__Action item__
The full listing should be set down again without a single alteration.

━━━━

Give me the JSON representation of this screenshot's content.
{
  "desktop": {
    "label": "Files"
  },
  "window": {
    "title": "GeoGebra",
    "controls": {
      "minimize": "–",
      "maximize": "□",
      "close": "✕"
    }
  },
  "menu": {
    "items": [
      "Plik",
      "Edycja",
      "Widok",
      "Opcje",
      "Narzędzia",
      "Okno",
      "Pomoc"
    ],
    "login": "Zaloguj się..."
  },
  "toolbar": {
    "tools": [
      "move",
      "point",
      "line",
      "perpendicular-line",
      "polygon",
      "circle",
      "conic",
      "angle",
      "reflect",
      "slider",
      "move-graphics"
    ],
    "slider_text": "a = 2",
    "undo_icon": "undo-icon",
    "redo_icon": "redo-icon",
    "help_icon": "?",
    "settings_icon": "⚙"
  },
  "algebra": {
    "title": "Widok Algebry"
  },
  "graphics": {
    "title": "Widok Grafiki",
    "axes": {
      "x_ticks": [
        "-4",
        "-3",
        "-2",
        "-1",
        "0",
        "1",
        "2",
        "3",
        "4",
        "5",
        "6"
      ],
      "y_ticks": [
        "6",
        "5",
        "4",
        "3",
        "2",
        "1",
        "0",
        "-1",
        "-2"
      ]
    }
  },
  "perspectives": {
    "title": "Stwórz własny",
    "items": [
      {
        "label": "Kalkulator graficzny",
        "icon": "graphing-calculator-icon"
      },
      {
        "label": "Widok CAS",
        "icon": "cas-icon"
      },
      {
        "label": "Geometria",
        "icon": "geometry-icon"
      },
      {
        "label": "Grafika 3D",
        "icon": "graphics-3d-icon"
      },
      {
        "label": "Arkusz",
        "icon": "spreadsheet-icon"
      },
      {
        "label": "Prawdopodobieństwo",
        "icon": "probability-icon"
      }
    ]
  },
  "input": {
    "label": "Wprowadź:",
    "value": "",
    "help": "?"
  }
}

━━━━

__Solved exercise__
Give me the JSON representation of this screenshot's content.
{
  "desktop": {
    "label": "Files"
  },
  "window": {
    "title": "GeoGebra",
    "controls": {
      "minimize": "–",
      "maximize": "□",
      "close": "✕"
    }
  },
  "menu": {
    "items": [
      "Plik",
      "Edycja",
      "Widok",
      "Opcje",
      "Narzędzia",
      "Okno",
      "Pomoc"
    ],
    "login": "Zaloguj się..."
  },
  "toolbar": {
    "tools": [
      "move",
      "point",
      "line",
      "perpendicular-line",
      "polygon",
      "circle",
      "conic",
      "angle",
      "reflect",
      "slider",
      "move-graphics"
    ],
    "slider_text": "a = 2",
    "undo_icon": "undo-icon",
    "redo_icon": "redo-icon",
    "help_icon": "?",
    "settings_icon": "⚙"
  },
  "algebra": {
    "title": "Widok Algebry"
  },
  "graphics": {
    "title": "Widok Grafiki",
    "axes": {
      "x_ticks": [
        "-4",
        "-3",
        "-2",
        "-1",
        "0",
        "1",
        "2",
        "3",
        "4",
        "5",
        "6"
      ],
      "y_ticks": [
        "6",
        "5",
        "4",
        "3",
        "2",
        "1",
        "0",
        "-1",
        "-2"
      ]
    }
  },
  "perspectives": {
    "title": "Stwórz własny",
    "items": [
      {
        "label": "Kalkulator graficzny",
        "icon": "graphing-calculator-icon"
      },
      {
        "label": "Widok CAS",
        "icon": "cas-icon"
      },
      {
        "label": "Geometria",
        "icon": "geometry-icon"
      },
      {
        "label": "Grafika 3D",
        "icon": "graphics-3d-icon"
      },
      {
        "label": "Arkusz",
        "icon": "spreadsheet-icon"
      },
      {
        "label": "Prawdopodobieństwo",
        "icon": "probability-icon"
      }
    ]
  },
  "input": {
    "label": "Wprowadź:",
    "value": "",
    "help": "?"
  }
}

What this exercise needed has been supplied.